Ninety-four percent of graduates receive a Regents diploma (68 percent of them with advanced designation) while 55 percent of students with disabilities received Regents diplomas.
Singleton listed as the first priority to “continue to support students with disabilities to ensure that this subgroup is able to sustain Adequate Yearly Progress on all accountability measures.”
The only group of students at Guilderland that did not make Adequate Yearly Progress in 2007-08 defined by the state were students with disabilities taking tests in English at the secondary level.
Only 1 percent of students are allowed to take alternate assessments, said Singleton, which will “undoubtedly present an immense challenge.”
Singleton said the district’s failure to meet the state’s mark was partially due to the fact that a small group of students had not taken the test.
“We’ve made modifications to testing procedures,’ said Singleton.
He also said that Guilderland was not alone and other suburban districts we’re beginning to feel the pressure as the bar is being raised on performance for students with disabilities.
Another priority is to continue to closely monitor student completion rates.
That became a priority after the report card last year based on data from 2006-07. That year, Guilderland had 45 “non-completers,” which was 2 percent of the class, more than double the year before. Thirty-six of them were general-education students and nine of them were students with disabilities.
The No Child Left Behind team looked at who dropped out and why, tracing their history back to kindergarten “to see where to begin to address the needs of these students,” Singleton said last year.
This June, he said the district is trying to make sure students are “not slipping through the cracks.”
The current report card shows that, of the 455 students followed as a “cohort” entering as freshmen in 2003, eighty-nine percent graduated by 2007. Of the 45 students with disabilities, 64 percent graduated. (The state standard for graduation is 55 percent.)

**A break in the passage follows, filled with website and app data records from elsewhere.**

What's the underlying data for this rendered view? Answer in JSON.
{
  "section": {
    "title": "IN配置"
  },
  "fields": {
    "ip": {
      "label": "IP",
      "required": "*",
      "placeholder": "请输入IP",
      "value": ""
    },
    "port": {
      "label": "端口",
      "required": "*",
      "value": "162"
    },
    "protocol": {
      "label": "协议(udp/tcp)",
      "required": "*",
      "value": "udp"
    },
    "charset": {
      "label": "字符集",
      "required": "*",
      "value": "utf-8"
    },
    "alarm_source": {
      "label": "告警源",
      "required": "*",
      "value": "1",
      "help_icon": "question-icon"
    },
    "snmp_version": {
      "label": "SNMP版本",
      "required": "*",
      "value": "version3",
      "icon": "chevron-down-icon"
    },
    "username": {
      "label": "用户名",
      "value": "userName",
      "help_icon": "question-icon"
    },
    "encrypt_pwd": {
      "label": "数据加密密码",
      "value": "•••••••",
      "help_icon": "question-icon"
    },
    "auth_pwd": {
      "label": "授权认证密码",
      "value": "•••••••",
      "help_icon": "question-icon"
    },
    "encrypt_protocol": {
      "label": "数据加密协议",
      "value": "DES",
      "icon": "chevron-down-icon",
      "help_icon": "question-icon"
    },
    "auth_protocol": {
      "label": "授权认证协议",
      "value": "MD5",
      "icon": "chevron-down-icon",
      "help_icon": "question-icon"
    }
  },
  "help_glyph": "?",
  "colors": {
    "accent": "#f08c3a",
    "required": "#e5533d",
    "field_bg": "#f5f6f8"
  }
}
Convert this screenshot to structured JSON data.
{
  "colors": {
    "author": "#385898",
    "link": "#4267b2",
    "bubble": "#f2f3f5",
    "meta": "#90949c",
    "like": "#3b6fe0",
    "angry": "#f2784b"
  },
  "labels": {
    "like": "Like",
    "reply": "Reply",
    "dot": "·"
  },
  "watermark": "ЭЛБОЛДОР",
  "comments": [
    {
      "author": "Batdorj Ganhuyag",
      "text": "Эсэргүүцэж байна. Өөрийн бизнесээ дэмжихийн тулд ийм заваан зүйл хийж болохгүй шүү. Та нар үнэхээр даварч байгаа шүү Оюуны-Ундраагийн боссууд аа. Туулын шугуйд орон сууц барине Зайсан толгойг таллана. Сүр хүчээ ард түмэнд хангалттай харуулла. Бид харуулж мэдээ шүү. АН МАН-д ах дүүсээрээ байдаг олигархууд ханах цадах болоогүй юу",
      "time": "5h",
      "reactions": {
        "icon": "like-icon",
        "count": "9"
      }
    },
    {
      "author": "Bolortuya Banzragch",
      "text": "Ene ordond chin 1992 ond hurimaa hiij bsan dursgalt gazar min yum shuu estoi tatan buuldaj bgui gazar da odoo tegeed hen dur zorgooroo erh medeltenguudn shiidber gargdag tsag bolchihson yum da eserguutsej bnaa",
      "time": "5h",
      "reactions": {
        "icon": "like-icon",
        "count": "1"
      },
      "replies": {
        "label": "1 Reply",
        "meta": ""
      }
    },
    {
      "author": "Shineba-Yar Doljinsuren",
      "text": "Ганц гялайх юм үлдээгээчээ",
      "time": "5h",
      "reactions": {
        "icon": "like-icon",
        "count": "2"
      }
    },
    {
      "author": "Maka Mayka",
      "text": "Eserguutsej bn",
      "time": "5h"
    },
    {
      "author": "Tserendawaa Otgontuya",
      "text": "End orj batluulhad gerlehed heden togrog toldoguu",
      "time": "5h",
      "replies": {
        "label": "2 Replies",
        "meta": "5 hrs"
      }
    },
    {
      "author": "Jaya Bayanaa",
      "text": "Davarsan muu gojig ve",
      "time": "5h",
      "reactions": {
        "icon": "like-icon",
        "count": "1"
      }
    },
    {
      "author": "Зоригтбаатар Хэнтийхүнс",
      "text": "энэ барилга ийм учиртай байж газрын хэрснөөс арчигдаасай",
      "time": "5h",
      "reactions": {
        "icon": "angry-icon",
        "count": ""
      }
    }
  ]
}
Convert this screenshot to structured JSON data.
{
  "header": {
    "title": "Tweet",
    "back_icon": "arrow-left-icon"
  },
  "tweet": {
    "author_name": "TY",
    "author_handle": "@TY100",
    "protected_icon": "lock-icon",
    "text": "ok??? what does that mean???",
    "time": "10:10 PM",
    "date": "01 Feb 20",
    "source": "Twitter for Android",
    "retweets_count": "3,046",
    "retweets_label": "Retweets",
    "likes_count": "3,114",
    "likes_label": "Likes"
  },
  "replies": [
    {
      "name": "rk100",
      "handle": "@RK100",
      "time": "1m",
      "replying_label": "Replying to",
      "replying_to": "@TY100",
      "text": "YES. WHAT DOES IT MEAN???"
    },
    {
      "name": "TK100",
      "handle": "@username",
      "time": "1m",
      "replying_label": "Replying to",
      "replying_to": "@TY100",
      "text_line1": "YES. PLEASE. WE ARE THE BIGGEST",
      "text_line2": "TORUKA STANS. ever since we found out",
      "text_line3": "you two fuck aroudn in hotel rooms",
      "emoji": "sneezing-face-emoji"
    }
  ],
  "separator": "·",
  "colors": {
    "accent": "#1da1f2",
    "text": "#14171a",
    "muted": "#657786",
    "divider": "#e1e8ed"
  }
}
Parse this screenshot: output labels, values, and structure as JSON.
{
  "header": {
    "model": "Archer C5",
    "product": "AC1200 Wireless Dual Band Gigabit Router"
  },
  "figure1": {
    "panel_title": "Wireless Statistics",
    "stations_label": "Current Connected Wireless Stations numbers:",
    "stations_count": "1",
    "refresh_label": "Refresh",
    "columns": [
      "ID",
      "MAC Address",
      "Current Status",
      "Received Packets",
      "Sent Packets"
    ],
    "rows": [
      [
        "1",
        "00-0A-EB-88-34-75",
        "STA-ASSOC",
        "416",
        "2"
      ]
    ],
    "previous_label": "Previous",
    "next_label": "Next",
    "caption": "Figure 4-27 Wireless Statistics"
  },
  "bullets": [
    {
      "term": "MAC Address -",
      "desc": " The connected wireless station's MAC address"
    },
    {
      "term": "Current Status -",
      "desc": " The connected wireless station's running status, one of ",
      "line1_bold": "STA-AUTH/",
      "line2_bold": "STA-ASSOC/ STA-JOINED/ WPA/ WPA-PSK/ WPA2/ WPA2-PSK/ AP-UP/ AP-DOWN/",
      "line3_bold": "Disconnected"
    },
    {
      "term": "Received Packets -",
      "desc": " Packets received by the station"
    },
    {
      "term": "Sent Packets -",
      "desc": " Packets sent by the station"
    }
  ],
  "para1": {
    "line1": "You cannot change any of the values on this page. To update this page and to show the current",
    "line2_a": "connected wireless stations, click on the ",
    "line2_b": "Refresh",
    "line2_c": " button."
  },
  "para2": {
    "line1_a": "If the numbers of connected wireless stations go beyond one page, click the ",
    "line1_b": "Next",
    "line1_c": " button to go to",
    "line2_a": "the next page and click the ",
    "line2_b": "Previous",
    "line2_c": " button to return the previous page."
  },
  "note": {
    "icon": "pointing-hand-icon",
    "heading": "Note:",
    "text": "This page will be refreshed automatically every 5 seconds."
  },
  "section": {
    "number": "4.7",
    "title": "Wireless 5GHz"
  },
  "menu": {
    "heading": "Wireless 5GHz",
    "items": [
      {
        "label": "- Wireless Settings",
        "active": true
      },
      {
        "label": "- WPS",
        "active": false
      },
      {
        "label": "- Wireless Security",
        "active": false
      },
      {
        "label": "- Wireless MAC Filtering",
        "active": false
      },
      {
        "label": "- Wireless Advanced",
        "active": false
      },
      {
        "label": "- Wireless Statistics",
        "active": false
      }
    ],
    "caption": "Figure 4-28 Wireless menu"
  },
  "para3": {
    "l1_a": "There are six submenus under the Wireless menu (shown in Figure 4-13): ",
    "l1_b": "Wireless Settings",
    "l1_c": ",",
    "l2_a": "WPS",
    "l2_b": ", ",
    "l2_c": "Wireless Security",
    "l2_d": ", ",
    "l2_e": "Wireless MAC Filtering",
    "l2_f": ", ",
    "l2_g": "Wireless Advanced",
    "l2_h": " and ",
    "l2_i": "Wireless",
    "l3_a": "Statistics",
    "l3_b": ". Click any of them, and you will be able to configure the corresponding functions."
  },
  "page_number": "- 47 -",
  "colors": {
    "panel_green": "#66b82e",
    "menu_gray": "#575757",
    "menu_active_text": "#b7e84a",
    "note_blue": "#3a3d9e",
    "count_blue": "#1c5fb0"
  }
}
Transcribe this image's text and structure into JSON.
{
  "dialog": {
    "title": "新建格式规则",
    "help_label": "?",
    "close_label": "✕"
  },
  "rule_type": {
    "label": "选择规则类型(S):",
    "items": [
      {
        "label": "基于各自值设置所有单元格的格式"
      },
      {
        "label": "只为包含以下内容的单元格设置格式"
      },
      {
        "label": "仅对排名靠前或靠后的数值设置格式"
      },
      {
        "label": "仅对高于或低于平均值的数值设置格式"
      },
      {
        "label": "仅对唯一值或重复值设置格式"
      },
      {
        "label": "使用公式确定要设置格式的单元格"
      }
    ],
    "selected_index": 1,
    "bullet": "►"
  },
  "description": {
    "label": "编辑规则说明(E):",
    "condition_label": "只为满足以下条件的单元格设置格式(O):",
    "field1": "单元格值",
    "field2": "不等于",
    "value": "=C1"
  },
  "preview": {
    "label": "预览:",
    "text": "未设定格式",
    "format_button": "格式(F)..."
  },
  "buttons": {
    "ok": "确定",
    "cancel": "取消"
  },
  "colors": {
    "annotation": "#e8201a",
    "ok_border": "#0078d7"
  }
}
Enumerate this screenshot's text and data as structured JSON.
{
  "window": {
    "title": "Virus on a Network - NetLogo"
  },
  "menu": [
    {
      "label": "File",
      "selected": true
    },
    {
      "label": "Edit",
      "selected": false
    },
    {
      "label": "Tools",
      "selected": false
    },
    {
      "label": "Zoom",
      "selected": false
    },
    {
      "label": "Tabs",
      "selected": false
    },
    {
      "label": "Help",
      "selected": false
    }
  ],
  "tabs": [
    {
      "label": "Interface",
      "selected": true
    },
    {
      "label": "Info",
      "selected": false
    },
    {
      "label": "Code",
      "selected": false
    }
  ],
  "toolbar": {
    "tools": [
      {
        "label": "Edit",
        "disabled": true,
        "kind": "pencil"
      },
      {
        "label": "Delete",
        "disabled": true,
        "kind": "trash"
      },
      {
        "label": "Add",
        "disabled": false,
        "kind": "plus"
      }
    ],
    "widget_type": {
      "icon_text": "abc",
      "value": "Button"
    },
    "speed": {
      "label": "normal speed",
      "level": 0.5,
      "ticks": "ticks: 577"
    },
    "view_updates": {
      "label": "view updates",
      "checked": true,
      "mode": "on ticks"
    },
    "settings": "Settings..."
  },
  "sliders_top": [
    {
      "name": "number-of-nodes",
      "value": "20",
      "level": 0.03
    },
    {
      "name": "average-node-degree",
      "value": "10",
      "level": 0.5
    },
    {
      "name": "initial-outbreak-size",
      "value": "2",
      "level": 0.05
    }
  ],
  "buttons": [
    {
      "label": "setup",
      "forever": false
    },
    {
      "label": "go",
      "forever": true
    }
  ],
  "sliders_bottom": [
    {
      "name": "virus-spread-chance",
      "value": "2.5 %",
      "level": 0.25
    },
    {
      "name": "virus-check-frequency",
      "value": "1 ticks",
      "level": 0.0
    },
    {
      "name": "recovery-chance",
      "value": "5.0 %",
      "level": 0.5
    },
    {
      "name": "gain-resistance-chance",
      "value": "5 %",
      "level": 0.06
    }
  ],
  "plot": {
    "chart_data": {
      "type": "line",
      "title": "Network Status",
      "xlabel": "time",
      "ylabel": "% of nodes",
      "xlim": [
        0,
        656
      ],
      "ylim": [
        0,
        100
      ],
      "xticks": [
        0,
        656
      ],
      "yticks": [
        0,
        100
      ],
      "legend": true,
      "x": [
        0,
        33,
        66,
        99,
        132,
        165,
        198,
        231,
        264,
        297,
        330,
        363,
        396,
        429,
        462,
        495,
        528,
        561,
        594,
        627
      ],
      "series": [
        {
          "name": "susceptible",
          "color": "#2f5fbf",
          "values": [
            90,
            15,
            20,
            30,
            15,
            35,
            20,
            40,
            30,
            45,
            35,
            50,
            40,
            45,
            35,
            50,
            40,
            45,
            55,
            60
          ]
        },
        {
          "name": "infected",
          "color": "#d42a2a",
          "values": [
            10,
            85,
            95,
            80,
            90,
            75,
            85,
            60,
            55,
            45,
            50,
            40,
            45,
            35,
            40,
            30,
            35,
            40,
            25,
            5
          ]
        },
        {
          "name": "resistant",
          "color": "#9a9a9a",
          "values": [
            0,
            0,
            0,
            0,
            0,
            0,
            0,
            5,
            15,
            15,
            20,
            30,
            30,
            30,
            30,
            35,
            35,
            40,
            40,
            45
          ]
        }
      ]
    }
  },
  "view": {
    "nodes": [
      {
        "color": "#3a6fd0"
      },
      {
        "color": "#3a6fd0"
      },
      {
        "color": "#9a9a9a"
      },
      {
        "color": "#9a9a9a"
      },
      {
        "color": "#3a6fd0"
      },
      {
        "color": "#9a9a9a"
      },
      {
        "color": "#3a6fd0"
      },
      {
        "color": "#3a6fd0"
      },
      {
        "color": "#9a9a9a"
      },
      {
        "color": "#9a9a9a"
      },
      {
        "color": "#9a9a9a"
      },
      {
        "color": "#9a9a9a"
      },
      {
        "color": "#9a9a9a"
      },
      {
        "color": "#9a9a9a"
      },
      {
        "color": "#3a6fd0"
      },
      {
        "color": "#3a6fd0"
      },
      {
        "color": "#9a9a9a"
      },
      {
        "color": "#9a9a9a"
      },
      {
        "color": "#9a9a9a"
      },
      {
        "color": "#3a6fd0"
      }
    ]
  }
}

For the Class of 2008, ninety-four percent of the 423 students graduated with a Regents diploma; 26 got a local diploma, said Singleton.
Of the 39 students with disabilities in the Class of 2008, thirty-three graduated and six received Individualized Education Program (IEP) diplomas, which the State Education Department considers a “completion,” not a graduation, said Singleton. An IEP is tailored to meet a particular student’s needs.
Of those graduates, 18 received a Regents diploma and four received a Regents diploma with advanced designation; 11 received a local diploma.
The federal government, said Mary Helen Collen, the district’s data coordinator, is trying to align graduation rates for all districts and is “pushing us to look at a five-year graduation rate,” allowing students an extra year to complete requirements for their diploma.
Board member Barbara Fraterrigo asked about the district’s “reluctance” to screen preschoolers about to start kindergarten.
“Will we use the time-tested model of identifying students who need help early on?” she asked.
“We’re in conversation right now about screening at all levels,” replied Singleton.
He stressed an important distinction, stating that many districts, “wrongfully so,” look at kindergarten screening as a measure of readiness. However, he said of Guilderland, “We’re looking at diagnostic testing.”
O’Connell likes the Guilderland approach. Neighboring school districts, she said, screen preschoolers in March, and try to dissuade parents from sending children who are not ready to kindergarten, advising them to delay a year.
At Guilderland, O’Connell said, “It’s not whether this kid is ready for our kindergarten, but is our kindergarten ready for this kid.”
Guilderland is moving from a half-day to a full-day kindergarten program this September.
The report-card presentation again this year did not address, nor did the board discuss, differences in performance along gender, economic, or ethnic lines all of which are documented in the report.